Requirement - Copy the data exactly as it appears, and do not include any pictures.

Entries from a dataset of interfaces -
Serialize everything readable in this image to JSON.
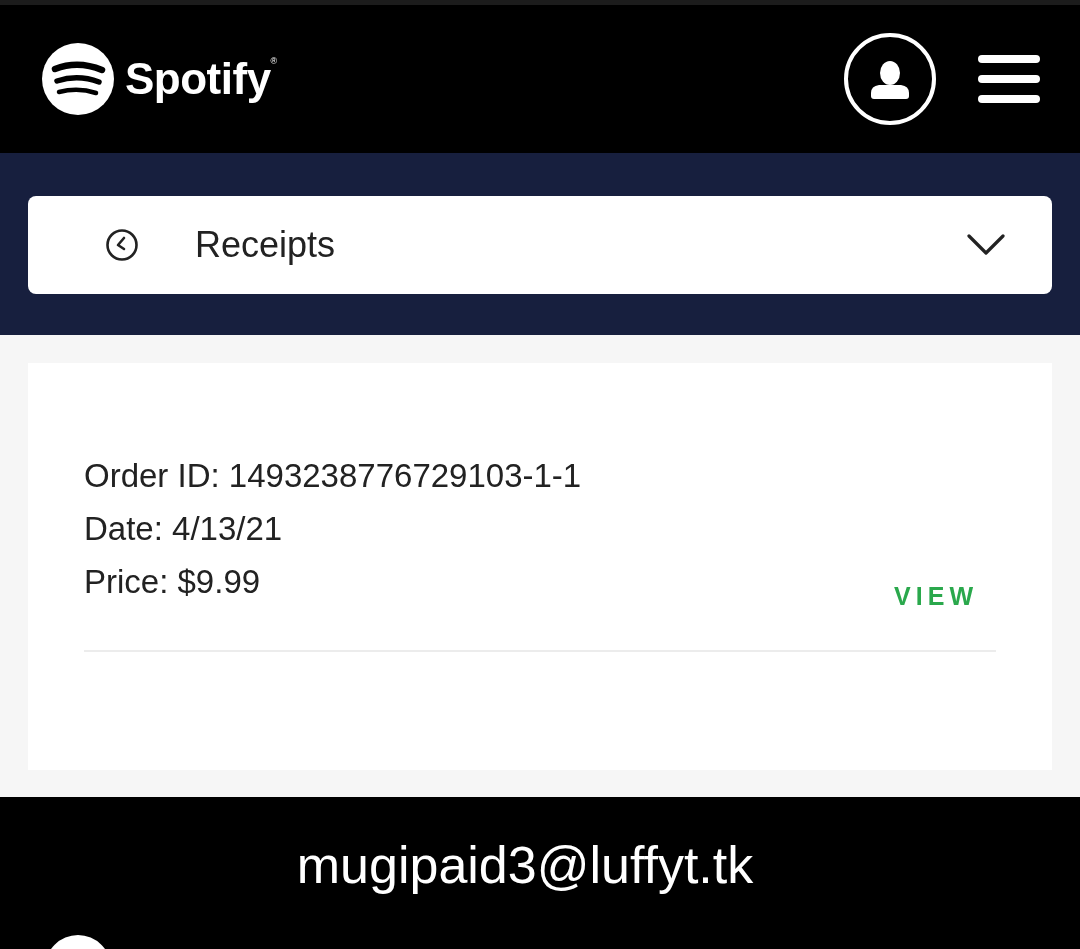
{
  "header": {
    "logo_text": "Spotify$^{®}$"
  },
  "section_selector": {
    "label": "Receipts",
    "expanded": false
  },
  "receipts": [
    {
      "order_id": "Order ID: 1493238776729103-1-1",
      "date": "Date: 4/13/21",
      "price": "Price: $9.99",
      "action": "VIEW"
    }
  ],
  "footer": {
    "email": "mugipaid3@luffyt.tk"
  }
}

Written response -
Serialize everything readable in this image to JSON.
{
  "header": {
    "logo_text": "Spotify$^{®}$"
  },
  "section_selector": {
    "label": "Receipts",
    "expanded": false
  },
  "receipts": [
    {
      "order_id": "Order ID: 1493238776729103-1-1",
      "date": "Date: 4/13/21",
      "price": "Price: $9.99",
      "action": "VIEW"
    }
  ],
  "footer": {
    "email": "mugipaid3@luffyt.tk"
  }
}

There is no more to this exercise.